Horn Book Magazine (May/June, 2018)
A chance meeting leads to intimate connections for three struggling nineteen-year-olds in Forman’s (If I Stay, rev. 7/09; I Was Here, rev. 1/15) latest novel. Freya is an up-and-coming singer who has lost her voice, to her controlling manager’s chagrin. Harun is a college student with a broken heart and an impossible decision to make: tell his devout Muslim family he is gay, or travel to Pakistan and bring home a bride. Nathaniel just flew into the city, and he’s hiding the true reason for his visit. After colliding in a three-way meet-cute—Freya falls from a Central Park pedestrian bridge and lands on Nathaniel, with Harun stepping in as a helpful bystander—the teens each privately feel drawn to one another; their day, like their relationships, unfolds organically as they each find opportunities to take control of their lives, with the others providing quiet support. Narration flits among the teens’ perspectives; this keeps the pace lively, but some more abrupt shifts are disorienting. Intermittent flashback chapters deepen the characters’ compelling backstories. A precipitously tense conclusion offers no easy answers for Freya, Harun, or Nathaniel, instead providing a stirring reminder of the great risks of isolation and the immense solace and power that community—even with virtual strangers—can bring. jessica tackett macdonald
About the Author
Gayle Forman is an award-winning internationally bestselling author. Her books include Just One Day, Just One Year, I Was Here, Where She Went and If I Stay, which was made into a major motion picture starring Chloe Grace Moretz.
Her newest novel, Leave Me, is her first one starring adults. (She refuses to say it’s an adult novel because she knows plenty of adults read YA and vice-versa).
Gayle lives with her husband and daughters in Brooklyn. Her website is www.gayleforman.com.

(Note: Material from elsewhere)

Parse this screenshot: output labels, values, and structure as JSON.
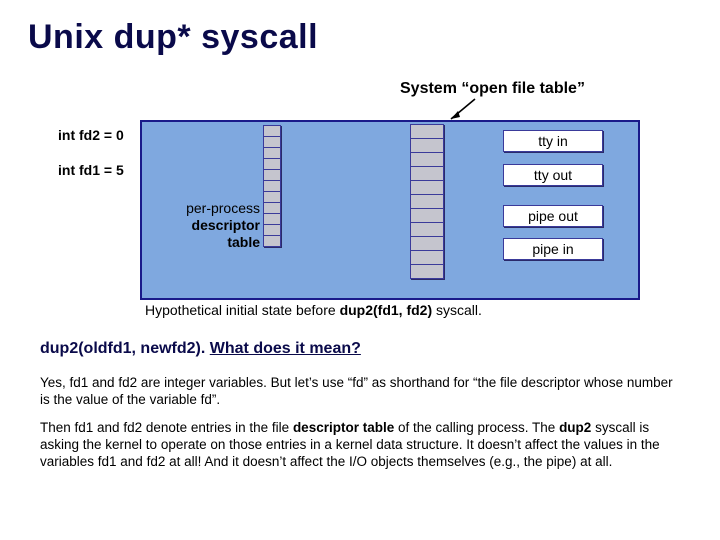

Around the Web
I Have Lost My Way on Amazon
I Have Lost My Way on Goodreads
I Have Lost My Way Publisher Page